Managing Patient Data Security in Digital Health

The digital health era is an exciting time for medicine, with digital therapeutics offering new approaches for treating many ailments. However, health data breaches are rising along with it, creating challenges for biopharma and medtech companies. These organizations hold more sensitive data today than they ever have and with higher potential risk. At risk are product advancements, company reputations and, potentially, patient outcomes.

Regional, state and national governments globally are developing new, and sometimes conflicting, privacy policies that give patients data access rights and create compliance responsibilities for biopharma and medical device companies. As companies consider creating cloud-based platforms to manage data coming from these new digital products and services, it is important to recognize the greater security risk of collecting patients’ medical data, even if much of it is de-identified.

Here are the top challenges in protecting health data and how to solve them:

Managing the Data Firehose

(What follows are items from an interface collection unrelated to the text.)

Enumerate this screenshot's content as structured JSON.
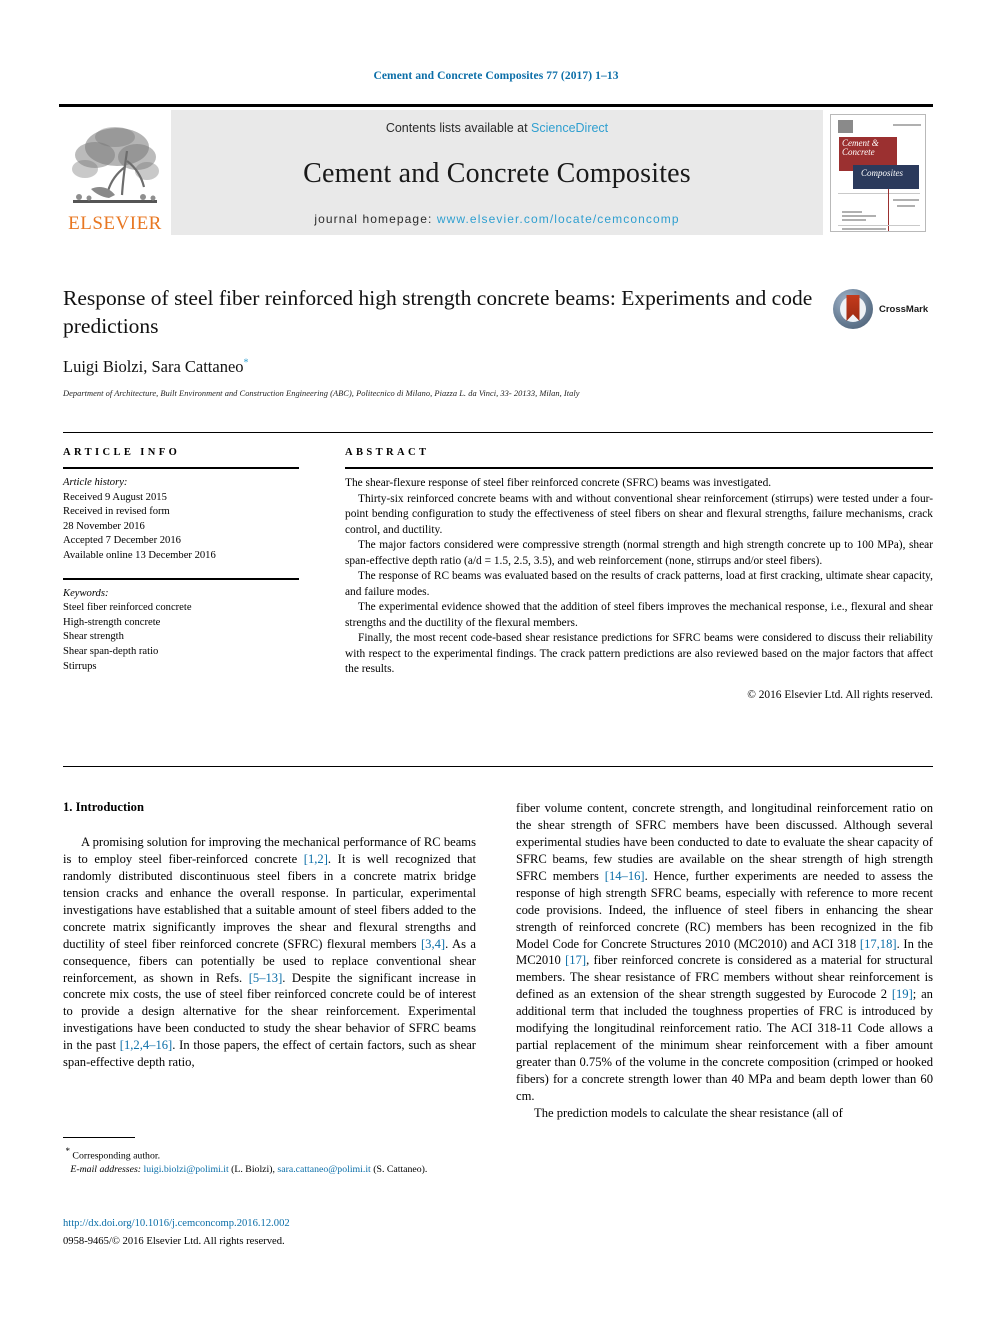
{
  "running_head": "Cement and Concrete Composites 77 (2017) 1–13",
  "masthead": {
    "publisher_name": "ELSEVIER",
    "publisher_logo_icon": "elsevier-tree-icon",
    "contents_prefix": "Contents lists available at ",
    "contents_link": "ScienceDirect",
    "journal_title": "Cement and Concrete Composites",
    "homepage_prefix": "journal homepage: ",
    "homepage_url": "www.elsevier.com/locate/cemconcomp",
    "cover": {
      "line1": "Cement &",
      "line2": "Concrete",
      "line3": "Composites"
    }
  },
  "article": {
    "title": "Response of steel fiber reinforced high strength concrete beams: Experiments and code predictions",
    "authors": "Luigi Biolzi, Sara Cattaneo",
    "corresponding_marker": "*",
    "affiliation": "Department of Architecture, Built Environment and Construction Engineering (ABC), Politecnico di Milano, Piazza L. da Vinci, 33- 20133, Milan, Italy",
    "crossmark_label": "CrossMark",
    "crossmark_icon": "crossmark-icon"
  },
  "article_info": {
    "heading": "ARTICLE INFO",
    "history_label": "Article history:",
    "history": [
      "Received 9 August 2015",
      "Received in revised form",
      "28 November 2016",
      "Accepted 7 December 2016",
      "Available online 13 December 2016"
    ],
    "keywords_label": "Keywords:",
    "keywords": [
      "Steel fiber reinforced concrete",
      "High-strength concrete",
      "Shear strength",
      "Shear span-depth ratio",
      "Stirrups"
    ]
  },
  "abstract": {
    "heading": "ABSTRACT",
    "paragraphs": [
      "The shear-flexure response of steel fiber reinforced concrete (SFRC) beams was investigated.",
      "Thirty-six reinforced concrete beams with and without conventional shear reinforcement (stirrups) were tested under a four-point bending configuration to study the effectiveness of steel fibers on shear and flexural strengths, failure mechanisms, crack control, and ductility.",
      "The major factors considered were compressive strength (normal strength and high strength concrete up to 100 MPa), shear span-effective depth ratio (a/d = 1.5, 2.5, 3.5), and web reinforcement (none, stirrups and/or steel fibers).",
      "The response of RC beams was evaluated based on the results of crack patterns, load at first cracking, ultimate shear capacity, and failure modes.",
      "The experimental evidence showed that the addition of steel fibers improves the mechanical response, i.e., flexural and shear strengths and the ductility of the flexural members.",
      "Finally, the most recent code-based shear resistance predictions for SFRC beams were considered to discuss their reliability with respect to the experimental findings. The crack pattern predictions are also reviewed based on the major factors that affect the results."
    ],
    "copyright": "© 2016 Elsevier Ltd. All rights reserved."
  },
  "body": {
    "section_heading": "1. Introduction",
    "left_paragraph_html": "A promising solution for improving the mechanical performance of RC beams is to employ steel fiber-reinforced concrete <span class=\"ref\">[1,2]</span>. It is well recognized that randomly distributed discontinuous steel fibers in a concrete matrix bridge tension cracks and enhance the overall response. In particular, experimental investigations have established that a suitable amount of steel fibers added to the concrete matrix significantly improves the shear and flexural strengths and ductility of steel fiber reinforced concrete (SFRC) flexural members <span class=\"ref\">[3,4]</span>. As a consequence, fibers can potentially be used to replace conventional shear reinforcement, as shown in Refs. <span class=\"ref\">[5–13]</span>. Despite the significant increase in concrete mix costs, the use of steel fiber reinforced concrete could be of interest to provide a design alternative for the shear reinforcement. Experimental investigations have been conducted to study the shear behavior of SFRC beams in the past <span class=\"ref\">[1,2,4–16]</span>. In those papers, the effect of certain factors, such as shear span-effective depth ratio,",
    "right_paragraph1_html": "fiber volume content, concrete strength, and longitudinal reinforcement ratio on the shear strength of SFRC members have been discussed. Although several experimental studies have been conducted to date to evaluate the shear capacity of SFRC beams, few studies are available on the shear strength of high strength SFRC members <span class=\"ref\">[14–16]</span>. Hence, further experiments are needed to assess the response of high strength SFRC beams, especially with reference to more recent code provisions. Indeed, the influence of steel fibers in enhancing the shear strength of reinforced concrete (RC) members has been recognized in the fib Model Code for Concrete Structures 2010 (MC2010) and ACI 318 <span class=\"ref\">[17,18]</span>. In the MC2010 <span class=\"ref\">[17]</span>, fiber reinforced concrete is considered as a material for structural members. The shear resistance of FRC members without shear reinforcement is defined as an extension of the shear strength suggested by Eurocode 2 <span class=\"ref\">[19]</span>; an additional term that included the toughness properties of FRC is introduced by modifying the longitudinal reinforcement ratio. The ACI 318-11 Code allows a partial replacement of the minimum shear reinforcement with a fiber amount greater than 0.75% of the volume in the concrete composition (crimped or hooked fibers) for a concrete strength lower than 40 MPa and beam depth lower than 60 cm.",
    "right_paragraph2_html": "The prediction models to calculate the shear resistance (all of"
  },
  "footnote": {
    "corresponding": "Corresponding author.",
    "corresponding_marker": "*",
    "email_label": "E-mail addresses:",
    "email1": "luigi.biolzi@polimi.it",
    "email1_owner": "(L. Biolzi),",
    "email2": "sara.cattaneo@polimi.it",
    "email2_owner": "(S. Cattaneo)."
  },
  "footer": {
    "doi": "http://dx.doi.org/10.1016/j.cemconcomp.2016.12.002",
    "issn_copyright": "0958-9465/© 2016 Elsevier Ltd. All rights reserved."
  },
  "colors": {
    "link_blue": "#0b6ea8",
    "sciencedirect_blue": "#2f9fd0",
    "elsevier_orange": "#E87722",
    "band_gray": "#e9e9e9"
  }
}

In the next ten years, as many as 50 billion medical devices will be sending out data to healthcare providers, patients and each other. The speed, volume and variety of this data is ever increasing. Clinical trials are leveraging health apps and connected health devices, with biopharma and medtech companies now beginning to collect patient information on a larger scale. Data flow is exploding from hundreds of patients in a controlled setting to thousands or more in a commercial environment. Real-time data is also flowing from wearables, such as heart rate monitors and blood pressure devices.

The increasing amounts of patient data held by biopharma and medtech companies are increasing their exposure to health data breaches. As healthcare moves beyond controlled settings and into homes with remote patient monitoring, that risk is multiplied.

Beyond an increase in size, the variety of data being captured needs consideration. Heart rate, blood pressure, A1c levels, audio and video are all currently being captured, each requiring different security considerations.

Healthcare can be a Security Minefield

The average global cost of a health data breach is $406 per record, the highest of any industry. Further, the number of patient records exposed in the United States nearly tripled between 2017 and 2018 to 15 million patient records. Halfway through 2019, that figure has jumped to around 25 million. Keeping personal health information (PHI) safe becomes more challenging as device settings grow to connected health devices in homes, workplaces and public spaces.


28 percent of security breaches start internally.

When most people think of security breaches, they picture outside ransomware attacks like the WannaCry attacks that hit around 40 percent of healthcare delivery organizations in the past six months, according to Armis. Security, however, is not just defending against the external hacker: 28 percent of breaches start internally. Medtech company Zoll, for instance, notified more than 270,000 patients that their PHI was exposed after an error occurred during a server migration. Understanding current workflows and developing internal processes to address potential leaks is extremely important.

Since 2015, the FDA has issued public warnings about cybersecurity vulnerabilities in medical devices that “allow unauthorized users to remotely access, control and issue commands to compromised devices,” which could lead to “severe patient harm." A joint alert by the FDA and Department of Homeland Security in March 2019 addressed a critical vulnerability found in thousands of defibrillators that could allow a hacker to control the implanted devices remotely. This goes to show the potential harm at stake from these data breaches.

While medical device manufacturers are responsible for finding these product vulnerabilities and implementing the appropriate measures, regulators continue to issue new cybersecurity guidance as medical devices increasingly leverage connectivity and analytics. Changing technologies and regulations make it difficult for companies to stay up-to-date.

Building Safe and Scalable Strategies

Digital technology has helped make healthcare a larger part of our daily routine. With this growth, a blend of the right knowledge, processes and tools needs to be in place to protect sensitive data. These include:

  • Establishing proper internal procedures and training to stop the 28% of internal data breaches mentioned earlier.
  • Ensuring systems, products and teams are all compliant with evolving regulations. The creation of the HITRUST Common Security Framework helps, as it harmonizes multiple international regulations into one set of standard security controls. This framework is becoming the main certification for companies responsible for PHI.
  • Building a technical foundation devoted to complying with evolving privacy laws and security threats to avoid the potential patient harm and financial penalties.
  • Placing all Patient Identifiable Information (PII) in a separate cloud environment away from the cloud environment that hosts de-identified PHI data.
  • Delivering continuous training across the organization and ensuring the training is monitored by a team of security experts.

Maintaining a home-grown digital health platform that fits these stipulations requires major investment. Like other business areas where outside expertise is more feasible than doing everything in-house the heavy-lift involved in creating a properly secured platform will lead some companies to use a technology partner that can manage their end-to-end digital health needs. GreenQube is here to be that technology partner. Not only do we make sure your business is protected with the most current virus protection and firewalls, we partner with you to train your employees to help provide an additional yet vital layer of data security that makes your business even safer.